If there were to be one thing that I would suggest changing after my experience today, it would be more Prep and Senior school interaction. Participating in the Junior School assembly and seeing the Prep girls made me realise that more cross-year exchanges would benefit students in both the Prep and Senior schools, and further strengthen the JAGS community. Seeing all the work that goes on behind the scenes to make JAGS flow as a cohesive body was really enlightening and inspiring, and it surprised me to see just how much effort it takes from all the staff involved. It was also surprising to see just how many of these decisions and meetings were to do with pastoral and community focused objectives. Finally, one thing that I learnt from the experience was that when it comes to making such major decisions, especially when they affect a few hundred people, you can never please everyone. In my opinion, running a school is an art of diplomacy.

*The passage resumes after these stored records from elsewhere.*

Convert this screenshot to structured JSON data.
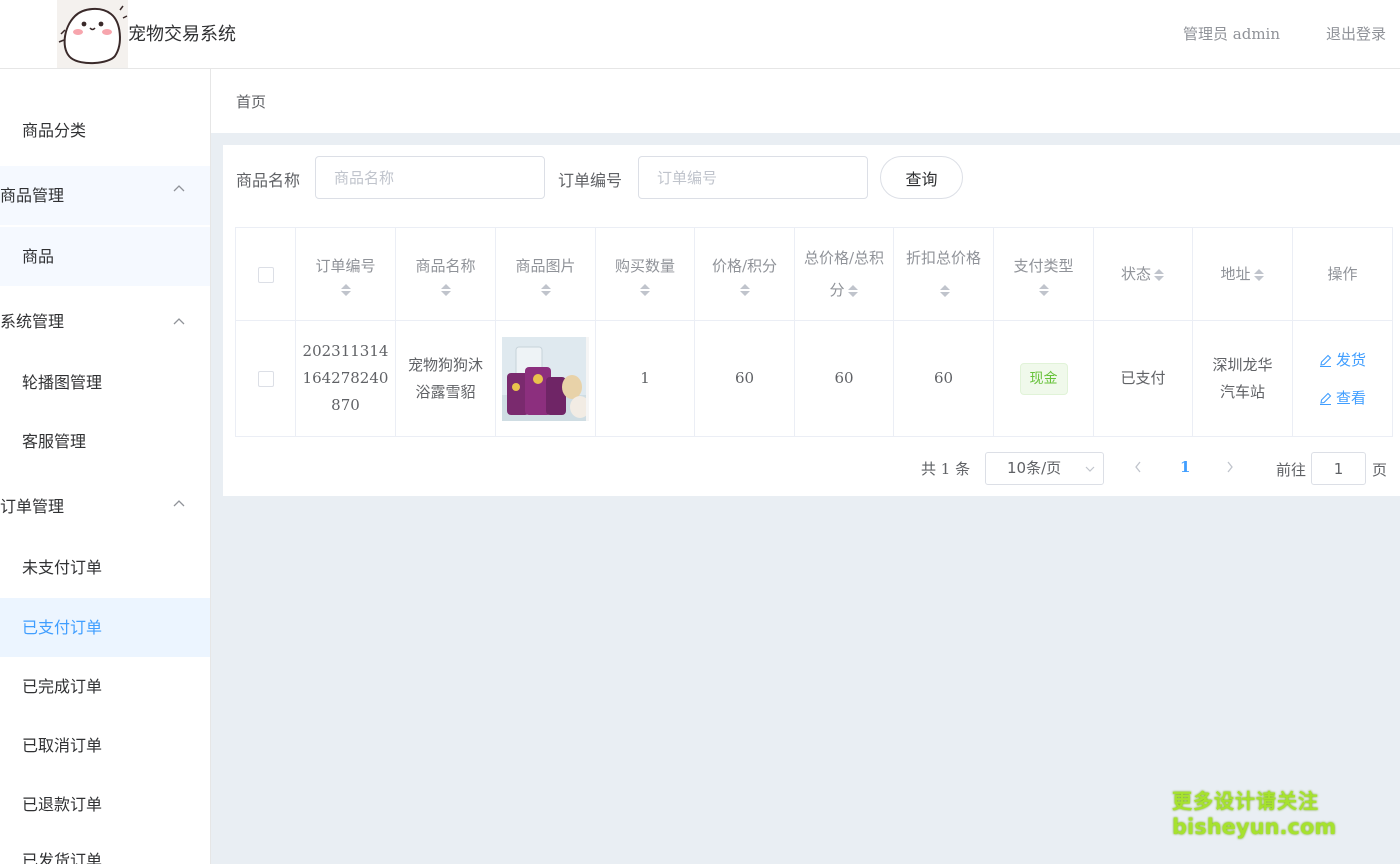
{
  "header": {
    "app_title": "宠物交易系统",
    "admin_label": "管理员 admin",
    "logout_label": "退出登录"
  },
  "sidebar": {
    "items": [
      {
        "label": "商品分类",
        "type": "sub"
      },
      {
        "label": "商品管理",
        "type": "group",
        "icon": "chevron-up-icon"
      },
      {
        "label": "商品",
        "type": "sub"
      },
      {
        "label": "系统管理",
        "type": "group",
        "icon": "chevron-up-icon"
      },
      {
        "label": "轮播图管理",
        "type": "sub"
      },
      {
        "label": "客服管理",
        "type": "sub"
      },
      {
        "label": "订单管理",
        "type": "group",
        "icon": "chevron-up-icon"
      },
      {
        "label": "未支付订单",
        "type": "sub"
      },
      {
        "label": "已支付订单",
        "type": "sub",
        "active": true
      },
      {
        "label": "已完成订单",
        "type": "sub"
      },
      {
        "label": "已取消订单",
        "type": "sub"
      },
      {
        "label": "已退款订单",
        "type": "sub"
      },
      {
        "label": "已发货订单",
        "type": "sub"
      }
    ]
  },
  "breadcrumb": {
    "home": "首页"
  },
  "search": {
    "product_label": "商品名称",
    "product_placeholder": "商品名称",
    "product_value": "",
    "order_label": "订单编号",
    "order_placeholder": "订单编号",
    "order_value": "",
    "query_label": "查询"
  },
  "table": {
    "headers": {
      "order_no": "订单编号",
      "product_name": "商品名称",
      "product_image": "商品图片",
      "quantity": "购买数量",
      "price": "价格/积分",
      "total": "总价格/总积分",
      "discount_total": "折扣总价格",
      "pay_type": "支付类型",
      "status": "状态",
      "address": "地址",
      "actions": "操作"
    },
    "rows": [
      {
        "order_no": "202311314164278240870",
        "product_name": "宠物狗狗沐浴露雪貂",
        "quantity": "1",
        "price": "60",
        "total": "60",
        "discount_total": "60",
        "pay_type": "现金",
        "status": "已支付",
        "address": "深圳龙华汽车站",
        "ship_label": "发货",
        "view_label": "查看"
      }
    ]
  },
  "pagination": {
    "total_label": "共 1 条",
    "page_size": "10条/页",
    "current_page": "1",
    "goto_label": "前往",
    "jump_value": "1",
    "page_suffix": "页"
  },
  "watermark": {
    "line1": "更多设计请关注",
    "line2": "bisheyun.com"
  },
  "colors": {
    "accent": "#409eff",
    "active_bg": "#ecf5ff",
    "cash_tag": "#67c23a",
    "page_bg": "#e9eef3"
  }
}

The most striking thing I learnt was that as a school our biggest sources of carbon emissions are transport and food waste, despite all the energy used for heating, lighting and manufacturing the huge amount of equipment we buy. It seems tragic how our worst impact comes from the things which are often the least necessary, however it also shows scope for change. One change I would like to see is reducing the amount of meat that is served for lunch as this has the potential to cause the biggest reduction in our carbon footprint over time and fit with the school’s new ethos of sustainability and moving forward in the world.